Carcross Visitor Reception Center, part of a complex of small buildings called the Carcross Commons, is located in town center. The Commons house local tourist-oriented businesses. The colorful crests on the fronts of these buildings are representative of First Nation clans. The Center is painted with one of the Crow Clan crests and is operated by Tourism Yukon. The small totem in front of the visitor center depicts “Welcome Man,” who was dedicated to world peace. Open daily from 8 a.m. to 8 p.m., from May 1 to Sept. 30; phone 867-821- 4431. The visitor center has a wealth of travel information for both Yukon and Alaska.
Elevation: 2,175 feet/663m. Climate: Average temperature in January, -4.2°F/- 20.1°C; in July, 55.4°F/13°C. Annual rainfall 11 inches, snowfall 2 to 3 feet. Driest month is April, wettest month August. Radio: 590- AM, CIKO-FM 97.5, CHON-FM 90.5, CKRW. Television: CBC, APTN.
Carcross has several gift shops, dining spots and Matthew Watson General Store. The historic Carcross post office is open Mondays, Wednesdays and Fridays 8 a.m. to noon and 1–3:45 p.m.; Tuesday and Thursday from 10–11:45 a.m. Get a Carcross cancellation stamp. The local Isabelle Pringle library is open Monday–Thursday with varied hours. Carcross community pool is open late June through August, phone 867-821-3211.
Several totems in downtown were carved by Native carver Keith Smarch, who also runs the carving studio in Carcross.
White Pass & Yukon Route offers train service to Carcross from Skagway, with a bus return to Skagway, or you can take the bus to Carcross from Skagway and return by train to Skagway. The train runs early June to mid-September. Reservations and passports required; for details click on Bennet Scenic Journey at www.wpyr.com.
Lodging and Camping
Lodging in Carcross located in Chilkoot Cabins. The Caribou Hotel, established in 1901 and a Yukon Heritage Site, has been under renovation; current status unknown.
Camping is available at Carcross Tagish First Nation’s Carcross Campground on Airport Road near the airstrip, and 10 miles south of town at Conrad Yukon government campground. Montana Services, on the highway, has a food store, RV park, restaurant and gas.

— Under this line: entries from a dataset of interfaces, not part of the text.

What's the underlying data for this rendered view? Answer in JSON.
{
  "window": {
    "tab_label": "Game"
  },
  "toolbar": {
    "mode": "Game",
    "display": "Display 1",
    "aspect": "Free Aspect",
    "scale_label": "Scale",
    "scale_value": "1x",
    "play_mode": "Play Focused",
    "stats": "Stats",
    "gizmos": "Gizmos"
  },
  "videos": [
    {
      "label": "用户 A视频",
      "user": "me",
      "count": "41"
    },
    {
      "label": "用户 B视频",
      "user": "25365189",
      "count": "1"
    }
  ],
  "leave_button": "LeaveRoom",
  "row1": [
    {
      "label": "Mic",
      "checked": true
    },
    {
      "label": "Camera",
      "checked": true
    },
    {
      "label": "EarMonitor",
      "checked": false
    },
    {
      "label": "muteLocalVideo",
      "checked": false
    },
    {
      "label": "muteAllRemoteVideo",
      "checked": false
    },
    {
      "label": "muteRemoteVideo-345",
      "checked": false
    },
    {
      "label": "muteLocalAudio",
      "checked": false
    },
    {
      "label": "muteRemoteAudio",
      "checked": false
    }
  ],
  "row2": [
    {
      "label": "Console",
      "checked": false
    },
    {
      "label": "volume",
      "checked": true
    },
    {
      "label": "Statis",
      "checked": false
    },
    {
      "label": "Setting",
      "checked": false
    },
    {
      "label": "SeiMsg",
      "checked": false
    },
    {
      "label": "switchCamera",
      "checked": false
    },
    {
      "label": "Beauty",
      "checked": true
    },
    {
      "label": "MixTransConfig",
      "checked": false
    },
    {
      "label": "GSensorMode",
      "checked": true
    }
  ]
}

Historic Carcross was formerly known as Caribou Crossing because of the large numbers of caribou that traversed the narrows here between Bennett and Nares lakes. In 1904, Bishop Bompas—who had established a school here for Native children in 1901—petitioned the government to change the name of the community to Carcross because of confusion in mail services due to duplicate names in Alaska, British Columbia and the Klondike. Carcross became a stopping place for gold stampeders on their way to the Klondike goldfields. It was a major stop on the White Pass & Yukon Route railroad from 1900 until 1982, when the railroad ceased through train service. In the early days, passengers and freight transferred from rail to stern-wheelers at Carcross. The partially rebuilt hull of the old stern-wheeler SS Tutshi (too-shy) makes up the SS Tutshi Memorial.
The Tustshi burned down in July 1990. A cairn beside the railroad station marks the site where construction crews laying track for the White Pass & Yukon Route from Skagway met the crew from Whitehorse. The golden spike was set in place when the last rail was laid at Carcross on July 29, 1900. The construction project had begun May 27, 1898, during the height of the Klondike Gold Rush. The White Pass & Yukon Route runs a popular trip down to Skagway from Carcross. Their ticket office is located in the train depot with a gift shop area and fascinating historical displays with archival photos and large-scale maps.
Walk down to the Bennett Lake Viewing Platform on the shore of Bennett Lake. The footpath begins adjacent the post office. This scenic overlook on the Carcross water- front has picnic tables, an interpretive sign on the Klondike Gold Rush, 2 toilets and access to the beach.
Other visitor attractions include St. Saviour’s Anglican Church, built in 1902, and the little steam locomotive, Duchess. The Duchess traversed the 2.5-mile rail line (the “Taku Tram”) between Taku Landing on Tagish Lake and Scotia Bay on Atlin Lake, from 1900 to 1920. It is on display near the depot and makes a terrific photo op.
Caribou Crossing Trading Post, with its collection of wildlife mounts and other attractions, is just 2 miles north of Carcross; see Milepost S 67.2. The trading post has an RV park, sandwiches, pizza and a coffee shop with old fashioned donuts.
For mountain bikers, Carcross has become quite a destination. The Carcross Tagish First Nations has constructed singletrack bike trails on the 7,233-foot/2,205m Montana Mountain and it attracts international cyclists.